ABSTRACT. Intertemporal choice requires a mixture of valuation and self-control processes, and previous studies have implicated the contribution of several key brain areas in these types of tasks, yet their precise role has yet to be unraveled. Here we propose a model based on decision field theory where attention is allocated to separate attribute dimensions in a stochastic manner. In particular, the model takes the value of the rewards and delays of the two options as inputs, and probabilistically samples information on a moment-by-moment basis. This integration process creates a subjective representation of the “smaller sooner” and “larger later” options, where the relative contributions of reward and temporal delay within the subjective representations is determined by an attribute bias parameter. On top of the integration process are mechanisms such as lateral inhibition and leakage, which operate asymmetrically across the two options. In the model, these mechanisms mimic concepts such as self control and impulsivity when operating in a goal-directed manner. By fitting a hierarchical version of the model to data from an intertemporal choice experiment, we found that the model provides a good account of choice and response time behavior. A whole-brain general linear model analysis revealed separate patterns of correlations between brain areas putatively associated with valuation or self control and the model parameters.

Using Large-Scale Spiking Neural Networks to simulate MEG data of Associative Recognition
SPEAKER: Jelmer Borst

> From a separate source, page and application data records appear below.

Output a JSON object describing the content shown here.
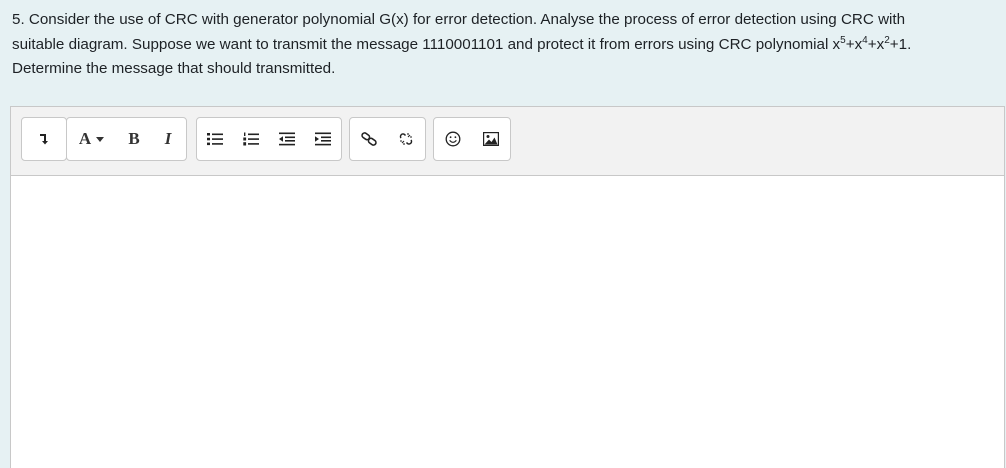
{
  "question": {
    "line1": "5. Consider the use of CRC with generator polynomial G(x) for error detection. Analyse the process of error detection using CRC with",
    "line2_prefix": "suitable diagram. Suppose we want to transmit the message 1110001101 and protect it from errors using CRC polynomial x",
    "exp1": "5",
    "mid1": "+x",
    "exp2": "4",
    "mid2": "+x",
    "exp3": "2",
    "suffix": "+1.",
    "line3": "Determine the message that should transmitted."
  },
  "toolbar": {
    "font_color_label": "A",
    "bold_label": "B",
    "italic_label": "I",
    "icons": [
      "show-more-icon",
      "font-color-icon",
      "bold-icon",
      "italic-icon",
      "unordered-list-icon",
      "ordered-list-icon",
      "outdent-icon",
      "indent-icon",
      "link-icon",
      "unlink-icon",
      "emoji-icon",
      "image-icon"
    ]
  },
  "editor": {
    "content": ""
  }
}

ABSTRACT. I will discuss how we used large-scale spiking neural networks to simulate associative recognition. Associative recognition is the important ability to learn that two items co-occur. For example, in the current experiment participants first studied word pairs. In a subsequent test phase, they had to distinguish between target pairs, re-paired foils, and foils consisting of entirely new words. To make this distinction, participants did not only need to remember the words they learned, but also which words occurred together as a pair. Although detailed symbolic models exist that account for behavior, fMRI, and EEG data, it remains unclear how associative recognition is performed at the neural level. To investigate this, we used the Neural Engineering Framework to simulate associative recognition with spiking neural networks that can process symbols (using a vector representation known as semantic pointers) and coordinate cognition through the basal ganglia (e.g., Eliasmith et al., 2012). The model goes through the established stages of a recall-to-reject model of associative recognition: perceiving the word pair on the screen, determining whether the encoded words are familiar, recollecting and representing the most similar word pair from memory, deciding whether this is the same pair as presented on the screen, and issuing a response. Because the resulting neural network model is very complex (> 500,000 neurons) we use magnetoencephalographic (MEG) data to constrain the model (Borst et al., 2016). The model matches data in occipital, temporal, prefrontal, and motor cortices, and shows how the associative recognition process could be implemented in the human brain.